Chief Justice John Roberts, seen here in 2013, is not happy about the court legalizing same-sex marriage. (Win McNamee/Getty Images)

Today's Supreme Court decision legalizing same-sex marriage in all 50 states completely undermines America's democratic process.

That's the bold statement Chief Justice John Roberts made in his principal dissent. In one day, Roberts said, the court has basically transformed the societal institution that has held together humanity for millennia.

"Who do we think we are?" he said.

Here's more  from Roberts's dissent -- something he read for the first time out loud from the bench to signal his strong disagreement with the court's 5-to-4 decision:

Roberts's unequivocal disagreement is somewhat startling, especially as the conservative-leaning justice seemed to be searching for a middle ground just a few months ago during oral arguments on the case, reported The Washington Post's Robert Barnes.

The chief justice has a particular obligation "to try to achieve consensus," Roberts has said.

But Roberts didn't agree with the Supreme Court's 2013 decision to expand federal rights to legally married gay couples. And he made clear Friday that no consensus is worth a decision he feels oversteps the court's constitutional bounds.
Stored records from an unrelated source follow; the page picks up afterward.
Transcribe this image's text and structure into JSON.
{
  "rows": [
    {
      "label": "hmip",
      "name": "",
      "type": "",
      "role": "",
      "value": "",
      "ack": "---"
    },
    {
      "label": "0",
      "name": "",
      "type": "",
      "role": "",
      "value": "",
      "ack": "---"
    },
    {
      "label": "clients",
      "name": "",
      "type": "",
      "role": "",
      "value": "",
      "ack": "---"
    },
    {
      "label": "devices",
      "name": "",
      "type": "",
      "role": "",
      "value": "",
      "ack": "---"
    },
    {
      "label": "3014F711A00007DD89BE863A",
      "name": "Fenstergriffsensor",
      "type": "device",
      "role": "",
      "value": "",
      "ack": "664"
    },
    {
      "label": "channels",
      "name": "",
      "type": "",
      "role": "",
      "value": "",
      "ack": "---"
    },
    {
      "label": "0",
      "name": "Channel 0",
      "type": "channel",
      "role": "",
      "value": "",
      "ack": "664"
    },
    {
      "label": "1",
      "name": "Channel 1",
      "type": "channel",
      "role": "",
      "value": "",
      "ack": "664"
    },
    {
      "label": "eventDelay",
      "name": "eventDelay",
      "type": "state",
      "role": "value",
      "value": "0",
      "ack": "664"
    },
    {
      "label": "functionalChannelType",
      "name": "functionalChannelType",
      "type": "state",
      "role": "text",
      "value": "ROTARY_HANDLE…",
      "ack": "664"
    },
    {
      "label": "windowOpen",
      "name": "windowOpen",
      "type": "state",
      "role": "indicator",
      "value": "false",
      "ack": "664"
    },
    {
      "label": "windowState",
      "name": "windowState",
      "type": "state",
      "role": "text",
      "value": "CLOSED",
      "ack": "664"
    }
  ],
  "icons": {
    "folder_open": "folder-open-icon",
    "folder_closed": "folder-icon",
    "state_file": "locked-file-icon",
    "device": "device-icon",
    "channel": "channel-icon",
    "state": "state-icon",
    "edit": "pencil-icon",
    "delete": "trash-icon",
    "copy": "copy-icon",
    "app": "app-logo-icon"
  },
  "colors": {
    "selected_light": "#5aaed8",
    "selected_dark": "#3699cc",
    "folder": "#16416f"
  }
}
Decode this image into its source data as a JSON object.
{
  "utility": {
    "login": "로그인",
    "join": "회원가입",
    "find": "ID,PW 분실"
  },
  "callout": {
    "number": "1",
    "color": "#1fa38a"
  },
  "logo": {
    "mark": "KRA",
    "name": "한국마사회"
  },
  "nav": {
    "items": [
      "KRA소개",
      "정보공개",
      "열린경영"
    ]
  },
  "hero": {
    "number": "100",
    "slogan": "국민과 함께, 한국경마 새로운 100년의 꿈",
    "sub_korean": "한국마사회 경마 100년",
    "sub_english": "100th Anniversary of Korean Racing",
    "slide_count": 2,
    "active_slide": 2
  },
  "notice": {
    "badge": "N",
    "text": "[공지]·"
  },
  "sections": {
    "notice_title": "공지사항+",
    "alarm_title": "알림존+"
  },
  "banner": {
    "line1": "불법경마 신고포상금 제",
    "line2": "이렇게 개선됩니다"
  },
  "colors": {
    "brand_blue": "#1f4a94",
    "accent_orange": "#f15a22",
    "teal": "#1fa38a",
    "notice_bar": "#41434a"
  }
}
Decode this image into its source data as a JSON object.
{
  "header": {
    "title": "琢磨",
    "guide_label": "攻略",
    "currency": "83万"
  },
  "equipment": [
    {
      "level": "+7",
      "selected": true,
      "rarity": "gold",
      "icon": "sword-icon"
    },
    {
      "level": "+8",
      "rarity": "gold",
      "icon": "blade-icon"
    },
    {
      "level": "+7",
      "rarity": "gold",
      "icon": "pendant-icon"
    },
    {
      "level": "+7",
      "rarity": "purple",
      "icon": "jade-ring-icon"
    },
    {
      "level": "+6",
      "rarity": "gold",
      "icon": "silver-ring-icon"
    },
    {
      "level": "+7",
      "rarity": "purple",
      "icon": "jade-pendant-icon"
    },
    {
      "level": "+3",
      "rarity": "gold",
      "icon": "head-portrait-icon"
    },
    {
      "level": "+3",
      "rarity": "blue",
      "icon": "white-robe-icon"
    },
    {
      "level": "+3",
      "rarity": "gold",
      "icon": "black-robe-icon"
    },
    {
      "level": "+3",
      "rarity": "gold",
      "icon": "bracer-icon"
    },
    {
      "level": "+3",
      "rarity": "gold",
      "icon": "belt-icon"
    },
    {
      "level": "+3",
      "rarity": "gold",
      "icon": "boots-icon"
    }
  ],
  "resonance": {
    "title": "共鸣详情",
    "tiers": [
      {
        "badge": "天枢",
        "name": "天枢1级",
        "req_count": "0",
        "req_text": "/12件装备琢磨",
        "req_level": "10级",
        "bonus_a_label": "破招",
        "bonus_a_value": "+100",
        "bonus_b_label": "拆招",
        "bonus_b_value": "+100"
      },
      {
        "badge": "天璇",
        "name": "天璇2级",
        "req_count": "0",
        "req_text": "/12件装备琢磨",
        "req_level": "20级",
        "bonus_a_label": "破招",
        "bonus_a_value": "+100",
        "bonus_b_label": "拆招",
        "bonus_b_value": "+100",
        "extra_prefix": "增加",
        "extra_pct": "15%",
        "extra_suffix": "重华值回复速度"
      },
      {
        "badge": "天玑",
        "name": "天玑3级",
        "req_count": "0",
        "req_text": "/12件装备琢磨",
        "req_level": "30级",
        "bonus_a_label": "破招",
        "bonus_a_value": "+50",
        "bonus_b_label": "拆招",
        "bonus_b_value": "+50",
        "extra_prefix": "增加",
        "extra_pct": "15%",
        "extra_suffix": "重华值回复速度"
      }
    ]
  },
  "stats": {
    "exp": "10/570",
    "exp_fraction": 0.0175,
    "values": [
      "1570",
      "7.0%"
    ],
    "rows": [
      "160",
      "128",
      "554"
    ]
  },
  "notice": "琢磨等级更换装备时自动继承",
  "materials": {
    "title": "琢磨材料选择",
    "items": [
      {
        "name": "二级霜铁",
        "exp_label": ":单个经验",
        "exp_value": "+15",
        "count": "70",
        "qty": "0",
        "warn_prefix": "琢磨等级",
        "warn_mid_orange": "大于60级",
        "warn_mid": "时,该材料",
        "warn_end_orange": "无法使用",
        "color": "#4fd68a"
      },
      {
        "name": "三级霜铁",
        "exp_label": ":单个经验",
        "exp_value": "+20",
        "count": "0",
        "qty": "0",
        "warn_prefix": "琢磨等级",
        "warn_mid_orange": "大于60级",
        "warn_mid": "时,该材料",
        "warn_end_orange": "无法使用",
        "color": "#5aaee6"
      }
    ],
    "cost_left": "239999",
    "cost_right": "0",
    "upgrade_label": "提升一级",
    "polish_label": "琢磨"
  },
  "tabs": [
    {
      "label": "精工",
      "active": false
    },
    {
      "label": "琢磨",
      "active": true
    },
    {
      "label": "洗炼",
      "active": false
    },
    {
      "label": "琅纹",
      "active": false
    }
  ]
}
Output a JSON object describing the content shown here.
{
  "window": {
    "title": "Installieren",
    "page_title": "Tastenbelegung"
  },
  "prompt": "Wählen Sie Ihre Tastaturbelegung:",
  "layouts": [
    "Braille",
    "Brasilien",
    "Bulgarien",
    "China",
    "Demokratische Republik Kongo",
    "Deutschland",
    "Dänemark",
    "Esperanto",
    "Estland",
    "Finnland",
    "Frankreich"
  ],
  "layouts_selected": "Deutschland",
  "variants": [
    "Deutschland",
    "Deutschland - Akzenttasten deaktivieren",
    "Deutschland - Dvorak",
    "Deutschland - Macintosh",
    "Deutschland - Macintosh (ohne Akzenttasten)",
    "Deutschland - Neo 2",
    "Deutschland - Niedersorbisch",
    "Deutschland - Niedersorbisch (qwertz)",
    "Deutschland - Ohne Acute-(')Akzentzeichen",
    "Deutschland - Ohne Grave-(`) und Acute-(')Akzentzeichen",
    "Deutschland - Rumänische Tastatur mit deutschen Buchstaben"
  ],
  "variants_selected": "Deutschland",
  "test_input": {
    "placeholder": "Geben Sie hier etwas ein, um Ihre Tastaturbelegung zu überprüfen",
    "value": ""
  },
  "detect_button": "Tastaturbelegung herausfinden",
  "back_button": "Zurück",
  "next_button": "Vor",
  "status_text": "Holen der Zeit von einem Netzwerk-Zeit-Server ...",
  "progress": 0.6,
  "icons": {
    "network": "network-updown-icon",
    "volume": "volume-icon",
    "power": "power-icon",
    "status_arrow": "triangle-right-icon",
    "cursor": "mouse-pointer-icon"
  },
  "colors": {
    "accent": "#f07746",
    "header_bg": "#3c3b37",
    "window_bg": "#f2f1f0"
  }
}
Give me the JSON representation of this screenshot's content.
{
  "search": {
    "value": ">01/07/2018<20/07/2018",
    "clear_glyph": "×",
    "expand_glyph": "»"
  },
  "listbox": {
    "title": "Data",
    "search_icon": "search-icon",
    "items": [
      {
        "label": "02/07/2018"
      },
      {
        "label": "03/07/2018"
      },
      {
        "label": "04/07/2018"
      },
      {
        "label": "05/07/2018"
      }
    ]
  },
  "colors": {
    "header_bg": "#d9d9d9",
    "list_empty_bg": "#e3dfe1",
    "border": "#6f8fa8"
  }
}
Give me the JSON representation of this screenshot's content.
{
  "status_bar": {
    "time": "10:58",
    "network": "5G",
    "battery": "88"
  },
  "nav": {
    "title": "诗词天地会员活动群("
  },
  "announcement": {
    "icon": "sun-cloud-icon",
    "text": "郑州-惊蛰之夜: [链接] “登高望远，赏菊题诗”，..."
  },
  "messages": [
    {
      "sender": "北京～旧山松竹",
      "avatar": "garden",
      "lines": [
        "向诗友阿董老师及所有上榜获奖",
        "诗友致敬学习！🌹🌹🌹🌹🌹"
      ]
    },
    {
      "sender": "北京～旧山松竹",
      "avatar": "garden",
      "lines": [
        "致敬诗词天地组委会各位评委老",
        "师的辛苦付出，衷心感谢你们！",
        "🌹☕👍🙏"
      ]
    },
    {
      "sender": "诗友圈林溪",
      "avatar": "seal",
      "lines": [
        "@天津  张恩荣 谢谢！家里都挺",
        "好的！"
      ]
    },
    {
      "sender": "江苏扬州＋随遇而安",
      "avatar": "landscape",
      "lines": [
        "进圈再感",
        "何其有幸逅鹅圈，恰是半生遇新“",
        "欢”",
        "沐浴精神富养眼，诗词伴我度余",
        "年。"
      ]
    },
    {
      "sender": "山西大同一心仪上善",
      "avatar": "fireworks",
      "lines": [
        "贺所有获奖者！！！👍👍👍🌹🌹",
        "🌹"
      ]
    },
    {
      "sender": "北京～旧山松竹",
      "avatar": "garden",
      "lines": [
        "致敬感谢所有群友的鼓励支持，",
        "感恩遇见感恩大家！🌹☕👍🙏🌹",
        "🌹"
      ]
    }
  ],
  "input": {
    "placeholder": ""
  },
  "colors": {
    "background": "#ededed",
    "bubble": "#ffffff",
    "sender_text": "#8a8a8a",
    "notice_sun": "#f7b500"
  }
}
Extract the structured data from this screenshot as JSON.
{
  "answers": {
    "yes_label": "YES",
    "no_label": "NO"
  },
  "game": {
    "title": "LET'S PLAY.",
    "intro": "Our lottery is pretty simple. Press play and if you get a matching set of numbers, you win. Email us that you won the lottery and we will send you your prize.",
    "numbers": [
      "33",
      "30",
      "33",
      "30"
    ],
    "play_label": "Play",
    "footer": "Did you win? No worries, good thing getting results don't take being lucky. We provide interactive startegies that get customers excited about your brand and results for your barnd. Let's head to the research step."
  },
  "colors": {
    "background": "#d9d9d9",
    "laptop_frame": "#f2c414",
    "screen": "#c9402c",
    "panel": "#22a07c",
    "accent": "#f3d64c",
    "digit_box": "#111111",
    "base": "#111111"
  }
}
Near the end of his 29-page dissent, Roberts registered this strongly worded reprimand:

"If you are among the many Americans -- of whatever sexual orientation -- who favor expanding same-sex marriage, by all means celebrate today's decision. Celebrate the achievement of a desired goal. Celebrate the opportunity for a new expression of commitment to a partner. Celebrate the availability of new benefits. But do not celebrate the Constitution. It had nothing to do with it."

[How each justice came down on same-sex marriage]

The Supreme Court ruled, 5 to 4, that same-sex marriage bans are unconstitutional. Here's what you need to know. (Gillian Brockell/The Washington Post)